a. Microlearning: Introduce bite-sized learning for employees that compete with a fish in terms of their attention spans. Jokes aside, microlearning helps learners with better retention rates and makes the learning experience fun and enjoyable.
b. On-demand employee training: Click-through PPTs, gamified video-based courses, we are looking at you. These are best suited when you want your employees to take learning at their own pace and for less urgent and more useful topics in the long run.
c. Small team training: Get your experienced employees to double up as trainers and host cohort-based learning groups for small groups that benefit from targeted training sessions focused on a specialized subject, relevant only to a small group.
d. All-staff training: Make the most of long-form enterprise-wide training sessions to reach a wide audience that would find relevance in the subject and contribute to closing the skills gap. A good example in the present-day context would be training employees on hybrid work norms by equipping them with the entire toolkit they would need for virtual collaboration and communication.
Once you identify skills gaps across your organization, begin by focusing all your efforts on one business function or geographic unit where there is a clear need for reskilling or upskilling for greater business success.
One success story sets the right precedent and helps businesses take the plunge toward skills development more confidently with organizational-level consensus. It will speak for itself and make it conducive for showcasing as proof of concept as a pilot project.
With markets changing every passing day, the skills needs of businesses are also rapidly evolving. Addressing the skills shift from front and center through a practical, hands-on approach is the only way to reflect your learnings from the skills gap analysis into the regular scheme of things. So, do not treat skills gap analysis as your far removed relative. Embrace it as your everyday mate.
Did you know that the role of a Chief Security Officer was unheard of in the early 2000s? With cybersecurity being such a powerful beast in itself, the role seems inevitable for our modern corporate world. What does this point to?
In a dynamic digital world where things change within the drop of a hat, it is vital to have your eyes and ears open to digital disruption to respond right on time. A Dell report indicates that 85% of jobs that today’s university students will take up in 2030 have not been heard of yet.
The smartest way to tackle this is to make skills gap analysis a regular part of your job and recalibrate your learning and hiring priorities and strategies accordingly.
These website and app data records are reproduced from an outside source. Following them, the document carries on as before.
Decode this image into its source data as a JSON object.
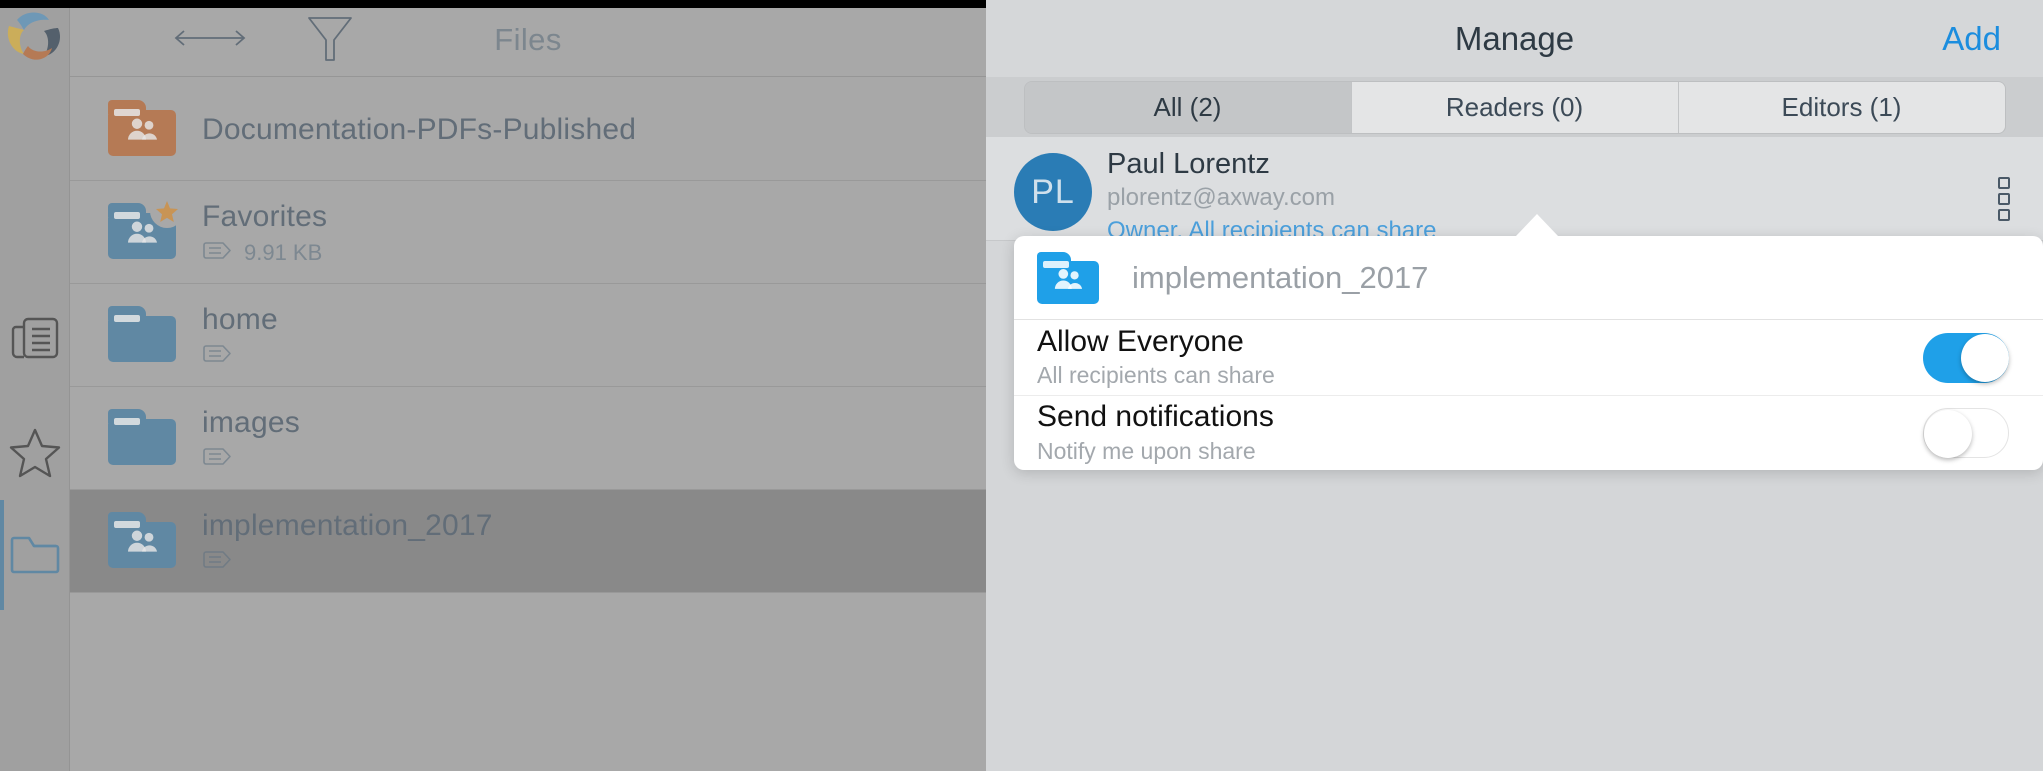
{
  "toolbar": {
    "title": "Files",
    "nav_arrows_icon": "left-right-arrows-icon",
    "filter_icon": "filter-funnel-icon"
  },
  "sidebar": {
    "logo_icon": "pinwheel-logo-icon",
    "items": [
      {
        "name": "activity",
        "icon": "news-document-icon"
      },
      {
        "name": "favorites",
        "icon": "star-outline-icon"
      },
      {
        "name": "files",
        "icon": "folder-outline-icon",
        "active": true
      }
    ]
  },
  "files": [
    {
      "name": "Documentation-PDFs-Published",
      "size": "",
      "icon": "shared-folder-orange-icon",
      "shared": true,
      "color": "#c27a4e",
      "favorite": false,
      "selected": false,
      "has_tag": false
    },
    {
      "name": "Favorites",
      "size": "9.91 KB",
      "icon": "shared-folder-blue-star-icon",
      "shared": true,
      "color": "#5b8cad",
      "favorite": true,
      "selected": false,
      "has_tag": true
    },
    {
      "name": "home",
      "size": "",
      "icon": "folder-blue-icon",
      "shared": false,
      "color": "#5b8cad",
      "favorite": false,
      "selected": false,
      "has_tag": true
    },
    {
      "name": "images",
      "size": "",
      "icon": "folder-blue-icon",
      "shared": false,
      "color": "#5b8cad",
      "favorite": false,
      "selected": false,
      "has_tag": true
    },
    {
      "name": "implementation_2017",
      "size": "",
      "icon": "shared-folder-blue-icon",
      "shared": true,
      "color": "#5b8cad",
      "favorite": false,
      "selected": true,
      "has_tag": true
    }
  ],
  "panel": {
    "title": "Manage",
    "add_label": "Add",
    "segments": [
      {
        "label": "All (2)",
        "active": true
      },
      {
        "label": "Readers (0)",
        "active": false
      },
      {
        "label": "Editors (1)",
        "active": false
      }
    ],
    "user": {
      "initials": "PL",
      "name": "Paul Lorentz",
      "email": "plorentz@axway.com",
      "role": "Owner, All recipients can share",
      "menu_icon": "overflow-menu-icon"
    }
  },
  "popover": {
    "folder_icon": "shared-folder-blue-icon",
    "folder_name": "implementation_2017",
    "rows": [
      {
        "label": "Allow Everyone",
        "sub": "All recipients can share",
        "state": "on"
      },
      {
        "label": "Send notifications",
        "sub": "Notify me upon share",
        "state": "off"
      }
    ]
  },
  "colors": {
    "accent_blue": "#1fa0e8",
    "link_blue": "#1b8dde",
    "folder_blue": "#5b8cad",
    "folder_orange": "#c27a4e",
    "avatar_blue": "#2a7cb5"
  }
}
Skills gap analysis makes your company ready for the future!
Asavari is an EiR at Adaface. She has made it her mission to help recruiters deploy candidate-friendly skill tests instead of trick-question based tests. When taking a break, she obsesses over art.